8 The Chechen national anthem refers to the Chechens as mountain wolves.
9 The image of the broken trough comes from Pushkin’s fairy tale, “Skazka o rybake i rybke.”
10 Lao-She (1899-1966), a Chinese writer.
11 A Russian collaborator.
12 Greek philosopher and political leader (5th century B.C.), ‘The thirty tyrants were appointed by the Lacedaemonians.
13 As a Soviet general stationed in Estonia, Dudaev was ordered to fire at the Estonian independence demonstrators. He refused. Since that time, he became a national hero for the Estonians as well as for the Chechens.
14 ‘Women’s Day,’ one of communist-designed secular holidays meant to replace religious and national ones.
15 Provinces of Georgia.
16 Tbilisi’s main street.
17 Dudaev provided Gamsakhurdia with a helicopter as a means of escape in case of emergency. In Novodvorskaia’s interpretation, sending back the helicopter meant that President Gamsakhurdia was ready to die for his nation’s independence.
18 Lisse, Zurbagan, and Guelle-Gue are all locales from the novels and stories of Aleksandr Grin (1880-1932), a Russian fantasy writer.
19 FSB, the Federal Counterintelligence Service; FSK, the Federal Safety Service. Both are successors to the KGB.
20 Janusz Korczak ((1878-1942), writer and pedagogue, director of an orphanage for Jewish children in Warsaw. His poem, “Król Macius Pierwszy” [“King Matt the First”] inspired the emblem Novodvorskaia mentions. Korczak and his children were killed in Auschwitz in German-occupied Poland.
21 Scarlet Sails is one of Grin’s novels.
22 A reference to the heroine from Grin’s Running Along the Waves.
23 Antoine de Saint-Exupéry, Le Petit Prince. As a boy, the author gave up on a career in art because the adults saw only a hat in his drawing which was intended to present a boa constrictor who had swallowed an elephant.

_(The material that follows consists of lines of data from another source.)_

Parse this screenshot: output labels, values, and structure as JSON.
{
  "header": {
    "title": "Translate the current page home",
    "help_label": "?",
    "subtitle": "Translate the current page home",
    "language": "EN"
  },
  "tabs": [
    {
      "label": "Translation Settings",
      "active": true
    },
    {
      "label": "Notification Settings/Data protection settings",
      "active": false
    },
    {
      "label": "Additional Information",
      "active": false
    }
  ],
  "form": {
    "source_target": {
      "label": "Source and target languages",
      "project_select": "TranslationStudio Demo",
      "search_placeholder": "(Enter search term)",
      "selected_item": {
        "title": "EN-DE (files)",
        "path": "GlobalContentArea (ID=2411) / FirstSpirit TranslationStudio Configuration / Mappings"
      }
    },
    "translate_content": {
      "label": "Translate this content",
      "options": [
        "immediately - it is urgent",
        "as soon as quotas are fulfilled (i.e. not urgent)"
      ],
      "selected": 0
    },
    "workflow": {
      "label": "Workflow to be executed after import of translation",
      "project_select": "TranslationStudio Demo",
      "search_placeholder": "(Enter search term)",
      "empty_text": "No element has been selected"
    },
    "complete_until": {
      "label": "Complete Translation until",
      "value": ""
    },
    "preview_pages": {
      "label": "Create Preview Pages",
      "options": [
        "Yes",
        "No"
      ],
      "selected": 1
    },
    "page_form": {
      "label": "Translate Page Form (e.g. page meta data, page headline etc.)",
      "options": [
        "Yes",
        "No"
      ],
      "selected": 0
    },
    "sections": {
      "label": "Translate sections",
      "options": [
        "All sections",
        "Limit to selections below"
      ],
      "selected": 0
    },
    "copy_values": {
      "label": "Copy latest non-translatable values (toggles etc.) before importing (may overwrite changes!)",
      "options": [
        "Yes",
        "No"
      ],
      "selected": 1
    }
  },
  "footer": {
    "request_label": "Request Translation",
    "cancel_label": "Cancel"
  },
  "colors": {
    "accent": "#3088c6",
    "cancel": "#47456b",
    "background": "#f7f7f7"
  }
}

24 A reference to Anton Chekhov’s comment that if a rifle hangs on the wall at the beginning of the play, then it will surely be used by the end of it.
25 This is how the Chechens refer to their Republic.
26 Gianni Rodari’s Chippolino, a children’s story translated from Italian into Russian. In the story, most characters are fruits and vegetables. Its popularity during Soviet times had to do with the fact that in the story, the poor vegetables (the onions) win out over the rich ones (Prince Lemon and his clan).